Straddles or Strangles?????? -777

Discussion in 'Options' started by Truerate, Sep 30, 2008.

  1. Truerate



    This is my first post on Elite trader. I have a question that im sure all of you long time traders may be able to answer. I am looking to place a straddle on the market but iv noticed that when the strike price is the same the Delta is different. So, if I use a straddle it is weighted more in one direction than the other.. It looks like the calls have higher deltas at a strike. This caused me to think it would be better to use a strangle to match deltas.Then there is a big gap in strike? Im stuck. I cant call the direction of the market for the next 60 days and want to play both sides how do I go about this in the right way. Any advice would help Thanks
  2. 1) "Place" a straddle is poor terminology. Do you want to buy or sell? (Yes, I know you want to buy.)

    2) You should expect delta to be different. You might expect the put and call to have the same delta ONLY when the underlying is trading exactly at the strike price.

    That expectation would be incorrect, but it's a reasonable expectation for a rookie.

    Calls have higher delta than puts - when the underlying is at the strike - because there is a bias towards the upside. Look at it this way: If stocks did not have an expectation of rising over the long term, few people would buy them. Thus, it's always slightly more likely the market will advance than decline over an extended period of time.

    3) Yes, a strangle allows you to be delta neutral. But so does a straddle. You are not obligated to buy an equal number of calls and puts. You can become delta neutral by buying an appropriate quantity of each.

    4) Advice: Buying straddles is a very high risk play. Not saying you cannot win, but there is much more involved than merely hoping for a big move.

    5) Today, with the huge drop in yesterday's market, IV (implied volatility) is far, far above where it was in recent times. If you do not yet understand how implied volatility affects the price of options, you are not ready to trade those options.

    This is important because if you over pay for your options, you have almost no chance of having a winning trade. Most rookies fail to grasp this concept until is far too late.

  3. Truerate


    Thanks for the feedback. Yes I am a true rookie in every sense when it comes to option trading. You cleared up the difference for me as to why the Delta's on the "Long" straddle are different. I did enter a trade this morning but am only trading 1 lot's right now until I stop losing money. You brought up a very good question that has been on the top of my mind. I understand what IV is but im not sure how I can use it in relation to the price of an option? IE what does it mean to the price of a $10 option if the iv 30% or if is 150%? When I entered the Long straddle this morning the calls had been decreasing in value even though the stock had gone up so I saw first hand what the drop in IV did to the option I just dont know how to use IV to my benifit. Thank you again for the feed back its nice to talk to a fellow options trader.:)
  4. Dude, stay small until you're educated. Also, consider options on the SPY or QQQQ, to get a feel.
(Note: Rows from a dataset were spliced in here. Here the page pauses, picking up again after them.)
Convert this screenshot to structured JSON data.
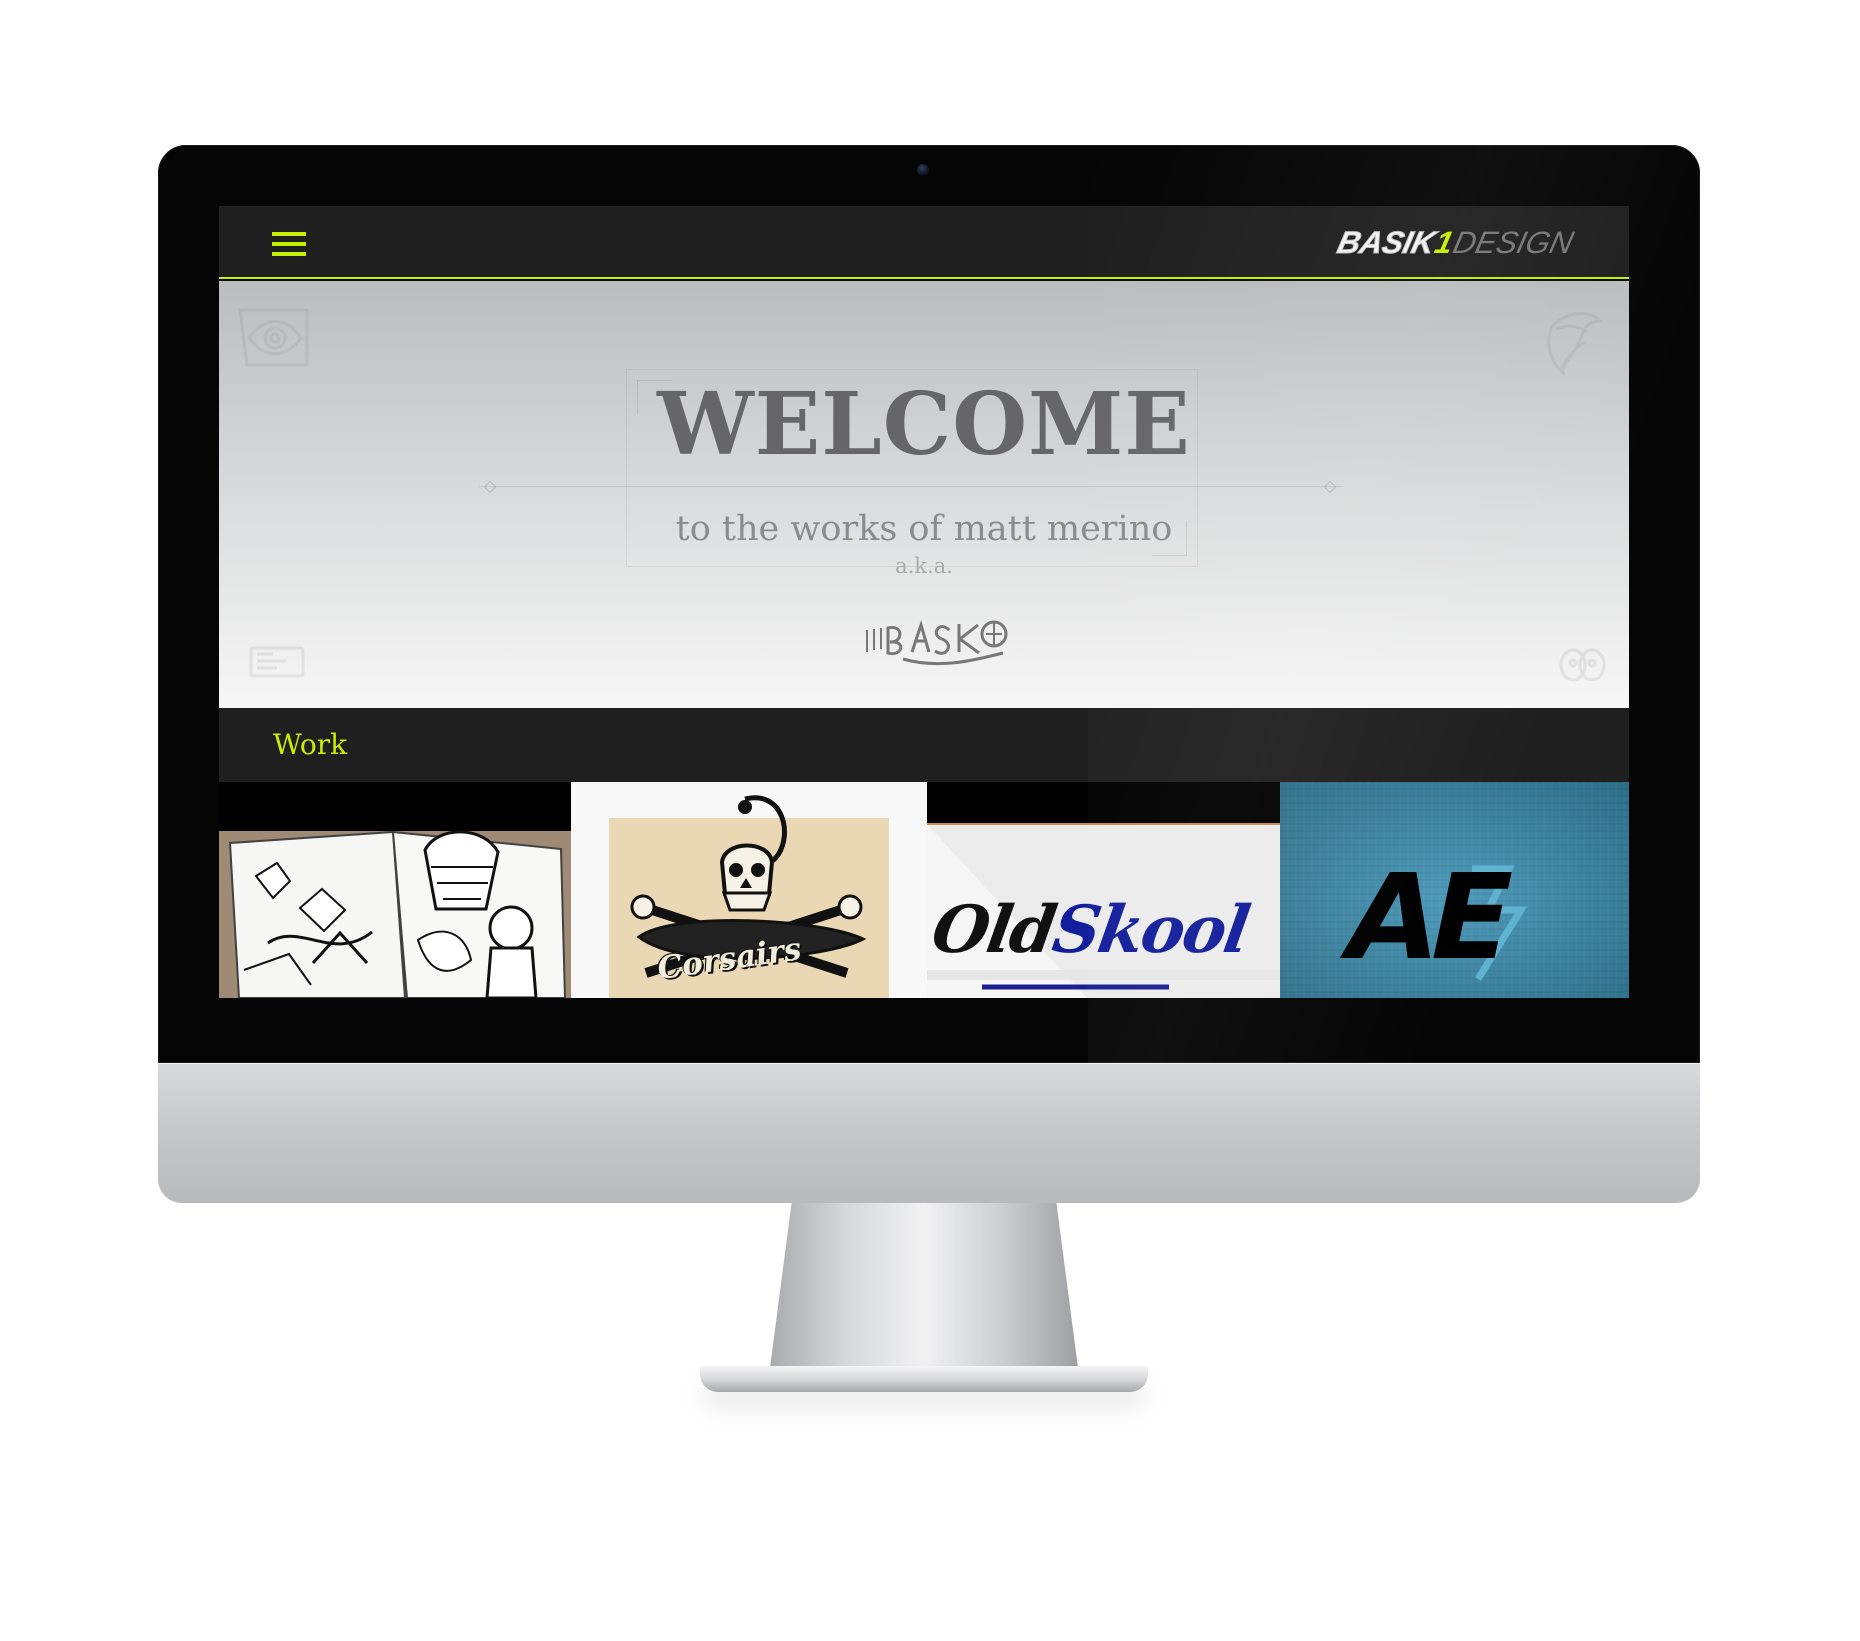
{
  "header": {
    "menu_icon": "hamburger-menu-icon",
    "brand_main": "BASIK",
    "brand_one": "1",
    "brand_sub": "DESIGN",
    "accent_color": "#c7f000"
  },
  "hero": {
    "title": "WELCOME",
    "subtitle": "to the works of matt merino",
    "aka": "a.k.a.",
    "signature_icon": "basik-signature-logo",
    "signature_text": "BASIK1"
  },
  "work": {
    "label": "Work",
    "items": [
      {
        "name": "coloring-book-work",
        "icon": "illustrated-book-thumbnail"
      },
      {
        "name": "corsairs-work",
        "title": "Corsairs",
        "icon": "skull-emblem-thumbnail"
      },
      {
        "name": "old-skool-work",
        "title_primary": "Old",
        "title_secondary": "Skool",
        "icon": "old-skool-logo-thumbnail"
      },
      {
        "name": "ae-work",
        "title": "AE",
        "icon": "ae-logo-thumbnail"
      }
    ]
  }
}
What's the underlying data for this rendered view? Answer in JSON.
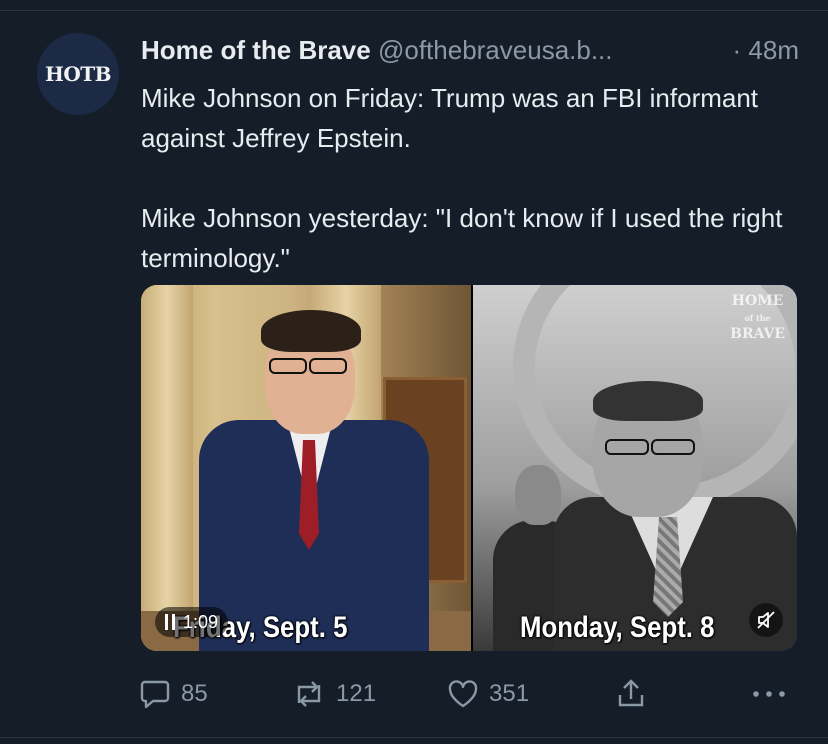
{
  "account": {
    "avatar_text": "HOTB",
    "display_name": "Home of the Brave",
    "handle": "@ofthebraveusa.b...",
    "time": "· 48m"
  },
  "tweet": {
    "line1": "Mike Johnson on Friday: Trump was an FBI informant against Jeffrey Epstein.",
    "line2": "Mike Johnson yesterday: \"I don't know if I used the right terminology.\""
  },
  "media": {
    "caption_left": "Friday, Sept. 5",
    "caption_right": "Monday, Sept. 8",
    "watermark": "HOME of the BRAVE",
    "video_time": "1:09"
  },
  "actions": {
    "replies": "85",
    "reposts": "121",
    "likes": "351"
  },
  "colors": {
    "background": "#151d28",
    "text": "#e7ecf0",
    "muted": "#8b98a5",
    "avatar_bg": "#1c2a46"
  },
  "icons": [
    "reply-icon",
    "repost-icon",
    "like-icon",
    "share-icon",
    "more-icon",
    "pause-icon",
    "mute-icon"
  ]
}
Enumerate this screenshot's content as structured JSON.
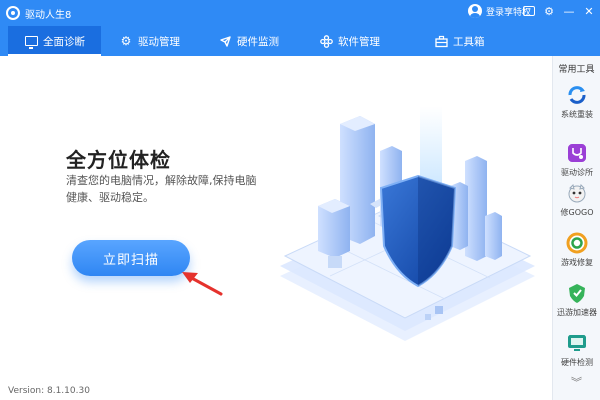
{
  "titlebar": {
    "app_title": "驱动人生8",
    "login_label": "登录享特权"
  },
  "nav": {
    "tabs": [
      {
        "label": "全面诊断",
        "icon": "monitor-icon"
      },
      {
        "label": "驱动管理",
        "icon": "gear-icon"
      },
      {
        "label": "硬件监测",
        "icon": "rocket-icon"
      },
      {
        "label": "软件管理",
        "icon": "apps-icon"
      },
      {
        "label": "工具箱",
        "icon": "toolbox-icon"
      }
    ]
  },
  "main": {
    "headline": "全方位体检",
    "description": "清查您的电脑情况，解除故障,保持电脑健康、驱动稳定。",
    "scan_button": "立即扫描",
    "version": "Version:  8.1.10.30"
  },
  "side": {
    "title": "常用工具",
    "tools": [
      {
        "label": "系统重装"
      },
      {
        "label": "驱动诊所"
      },
      {
        "label": "修GOGO"
      },
      {
        "label": "游戏修复"
      },
      {
        "label": "迅游加速器"
      },
      {
        "label": "硬件检测"
      }
    ]
  },
  "colors": {
    "brand": "#2f8af5",
    "active_tab": "#1a6ee0",
    "arrow": "#e5322d"
  }
}
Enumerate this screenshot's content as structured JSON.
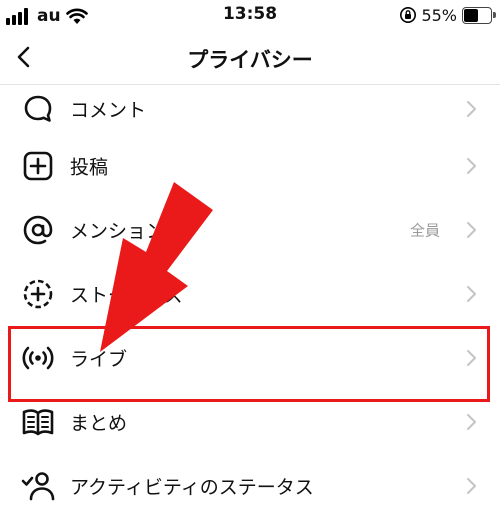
{
  "status_bar": {
    "carrier": "au",
    "time": "13:58",
    "battery_percent": "55%",
    "battery_level": 0.55,
    "icons": [
      "signal-icon",
      "wifi-icon",
      "orientation-lock-icon",
      "battery-icon"
    ]
  },
  "header": {
    "title": "プライバシー",
    "back_icon": "chevron-left-icon"
  },
  "items": [
    {
      "label": "コメント",
      "value": "",
      "icon": "comment-bubble-icon"
    },
    {
      "label": "投稿",
      "value": "",
      "icon": "plus-square-icon"
    },
    {
      "label": "メンション",
      "value": "全員",
      "icon": "at-sign-icon"
    },
    {
      "label": "ストーリーズ",
      "value": "",
      "icon": "story-plus-icon"
    },
    {
      "label": "ライブ",
      "value": "",
      "icon": "live-broadcast-icon"
    },
    {
      "label": "まとめ",
      "value": "",
      "icon": "guides-book-icon"
    },
    {
      "label": "アクティビティのステータス",
      "value": "",
      "icon": "activity-user-check-icon"
    }
  ],
  "annotation": {
    "highlighted_item": "ライブ",
    "color": "#ea1a1a"
  }
}
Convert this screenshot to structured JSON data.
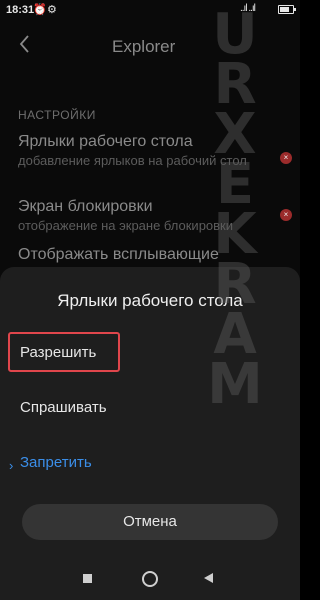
{
  "status_bar": {
    "time": "18:31",
    "alarm_icon": "⏰",
    "settings_icon": "⚙",
    "signal_text": "..ıl ..ıl"
  },
  "header": {
    "title": "Explorer"
  },
  "settings": {
    "section_label": "НАСТРОЙКИ",
    "items": [
      {
        "title": "Ярлыки рабочего стола",
        "subtitle": "добавление ярлыков на рабочий стол",
        "status_icon": "×"
      },
      {
        "title": "Экран блокировки",
        "subtitle": "отображение на экране блокировки",
        "status_icon": "×"
      },
      {
        "title": "Отображать всплывающие",
        "subtitle": ""
      }
    ]
  },
  "watermark": {
    "letters": [
      "M",
      "A",
      "R",
      "K",
      "E",
      "X",
      "R",
      "U"
    ]
  },
  "dialog": {
    "title": "Ярлыки рабочего стола",
    "options": [
      {
        "label": "Разрешить"
      },
      {
        "label": "Спрашивать"
      },
      {
        "label": "Запретить"
      }
    ],
    "selected_marker": "›",
    "cancel_label": "Отмена"
  },
  "colors": {
    "accent": "#3b8ee8",
    "highlight": "#e0464c",
    "dialog_bg": "#1e1e1e"
  }
}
    You WILL lose money, but it will be money well spent, and part of your tuition. Also, instead of buying IV, consider selling it when it's huge. VIX was in the 48 range.
  5. Think as IV being the risk of selling car insurance.

    You live in a high crime area, you are a new driver, you live in a high accident area or you have made claims in the past. Your insurance company will charge you higher premiums for the same coverage if you didn't have all or some of those black marks against you.

    Today is an extreme example of IV drop because of the wild market moves. A few days of sideways movement will bring it down to normal levels.
  6. Mark,

    Are you sure about what you wrote?

    The reasons why ATM calls have higher deltas than puts are different. I will stay on the side to allow others to write their point of view.

    PS: when I read your comment, and wrote mine, I am assuming that we are thinking in absolute values for the put delta. I am mentioning it so that readers do consider the delta sign as the topic being discussed.
  7. dmo


    Calls have a higher delta than puts (speaking of absolute value of course) even when the underlying is exactly at the strike price. The reason for that is the effect of the lognormal distribution, which is assumed by every pricing model I'm aware of.
  8. ATM delta of call can even be close to 1. (and the delta of a put close to 0.) The reason is not the bull bias.

    Still waiting for others to provide valid reasons.
  9. dmo


    In addition to what I posted above, stock options are priced off the forward price, not the spot price. So the more time remaining and the higher the interest rate used, the higher the forward price and, therefore, the higher the call delta.
    #10     Oct 2, 2008